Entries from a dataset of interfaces
§ §

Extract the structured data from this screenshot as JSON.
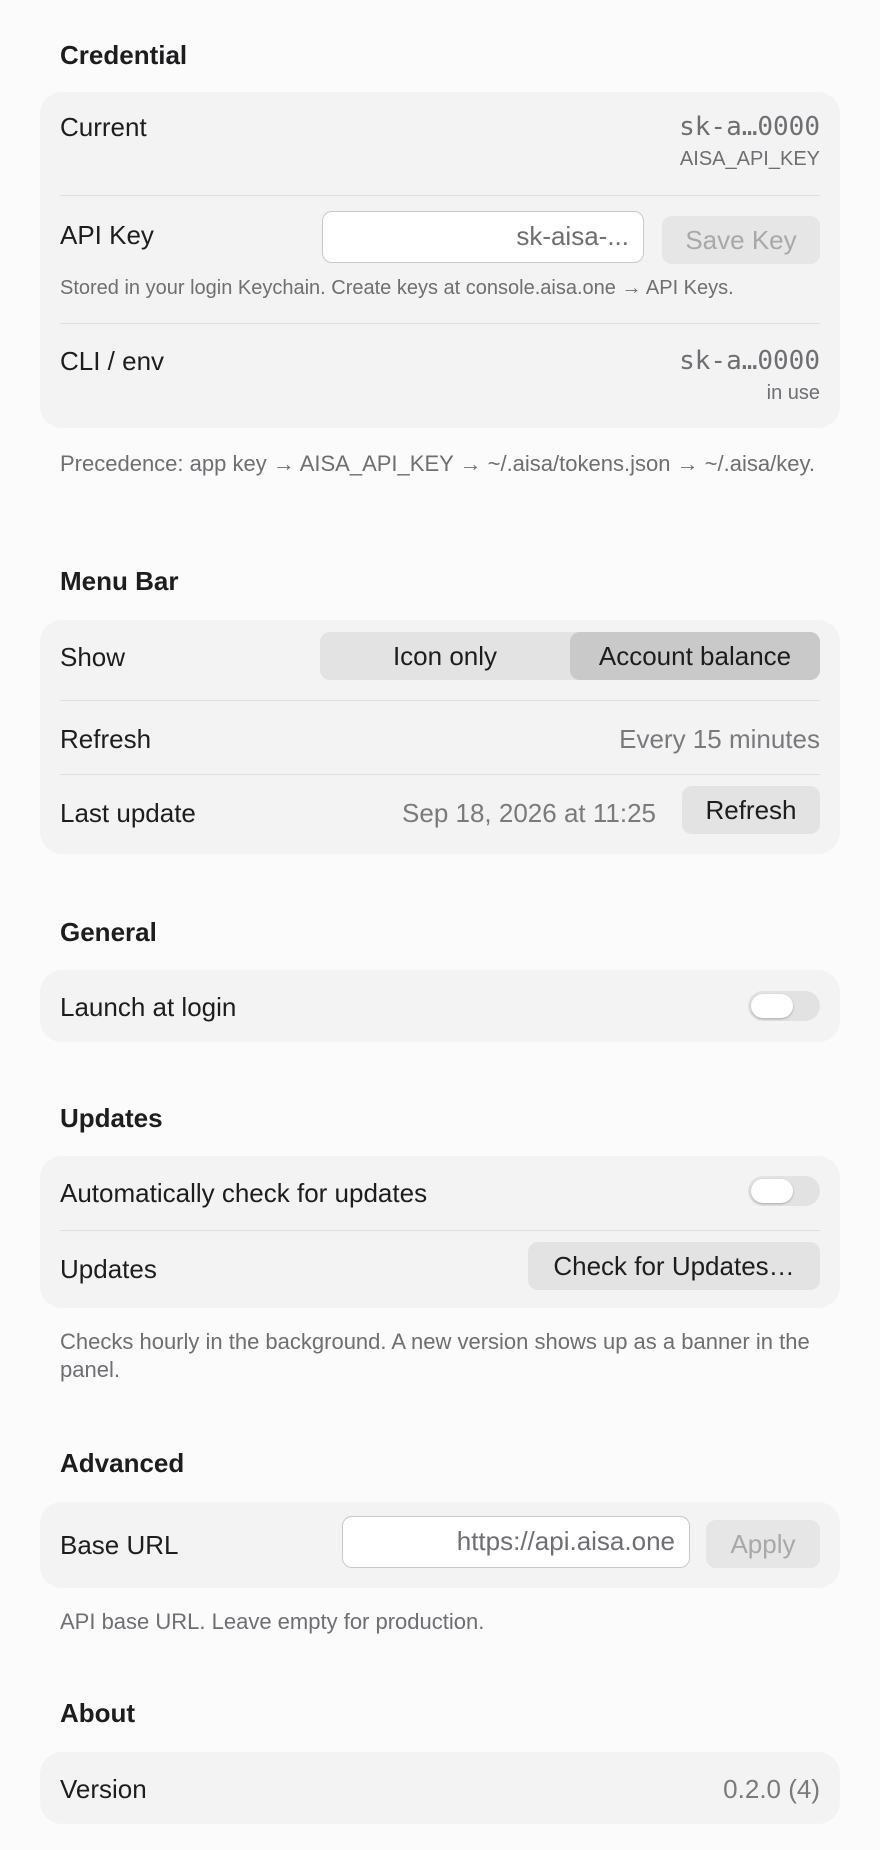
{
  "credential": {
    "title": "Credential",
    "current_label": "Current",
    "current_value": "sk-a…0000",
    "current_source": "AISA_API_KEY",
    "api_key_label": "API Key",
    "api_key_placeholder": "sk-aisa-...",
    "save_key_label": "Save Key",
    "keychain_note": "Stored in your login Keychain. Create keys at console.aisa.one → API Keys.",
    "cli_label": "CLI / env",
    "cli_value": "sk-a…0000",
    "cli_status": "in use",
    "precedence_note": "Precedence: app key → AISA_API_KEY → ~/.aisa/tokens.json → ~/.aisa/key."
  },
  "menu_bar": {
    "title": "Menu Bar",
    "show_label": "Show",
    "show_options": [
      "Icon only",
      "Account balance"
    ],
    "show_selected": "Account balance",
    "refresh_label": "Refresh",
    "refresh_value": "Every 15 minutes",
    "last_update_label": "Last update",
    "last_update_value": "Sep 18, 2026 at 11:25",
    "refresh_button_label": "Refresh"
  },
  "general": {
    "title": "General",
    "launch_label": "Launch at login",
    "launch_enabled": false
  },
  "updates": {
    "title": "Updates",
    "auto_check_label": "Automatically check for updates",
    "auto_check_enabled": false,
    "updates_label": "Updates",
    "check_button_label": "Check for Updates…",
    "note": "Checks hourly in the background. A new version shows up as a banner in the panel."
  },
  "advanced": {
    "title": "Advanced",
    "base_url_label": "Base URL",
    "base_url_value": "https://api.aisa.one",
    "apply_label": "Apply",
    "note": "API base URL. Leave empty for production."
  },
  "about": {
    "title": "About",
    "version_label": "Version",
    "version_value": "0.2.0 (4)"
  }
}
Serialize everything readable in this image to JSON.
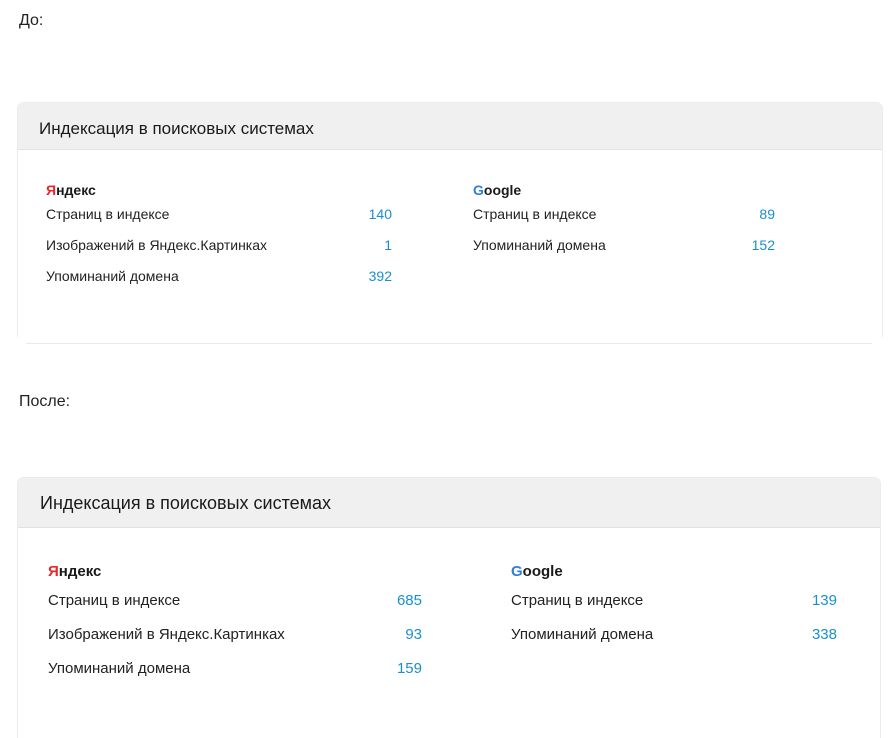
{
  "before": {
    "label": "До:",
    "card": {
      "title": "Индексация в поисковых системах",
      "yandex": {
        "name_first": "Я",
        "name_rest": "ндекс",
        "rows": [
          {
            "label": "Страниц в индексе",
            "value": "140"
          },
          {
            "label": "Изображений в Яндекс.Картинках",
            "value": "1"
          },
          {
            "label": "Упоминаний домена",
            "value": "392"
          }
        ]
      },
      "google": {
        "name_first": "G",
        "name_rest": "oogle",
        "rows": [
          {
            "label": "Страниц в индексе",
            "value": "89"
          },
          {
            "label": "Упоминаний домена",
            "value": "152"
          }
        ]
      }
    }
  },
  "after": {
    "label": "После:",
    "card": {
      "title": "Индексация в поисковых системах",
      "yandex": {
        "name_first": "Я",
        "name_rest": "ндекс",
        "rows": [
          {
            "label": "Страниц в индексе",
            "value": "685"
          },
          {
            "label": "Изображений в Яндекс.Картинках",
            "value": "93"
          },
          {
            "label": "Упоминаний домена",
            "value": "159"
          }
        ]
      },
      "google": {
        "name_first": "G",
        "name_rest": "oogle",
        "rows": [
          {
            "label": "Страниц в индексе",
            "value": "139"
          },
          {
            "label": "Упоминаний домена",
            "value": "338"
          }
        ]
      }
    }
  },
  "colors": {
    "yandex_accent": "#e8272b",
    "google_accent": "#2f7fd9",
    "value_link": "#1a8fce",
    "header_bg": "#f0f0f0"
  }
}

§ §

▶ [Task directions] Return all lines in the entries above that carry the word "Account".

▶ [Reply]
      "Account balance"
    "show_selected": "Account balance",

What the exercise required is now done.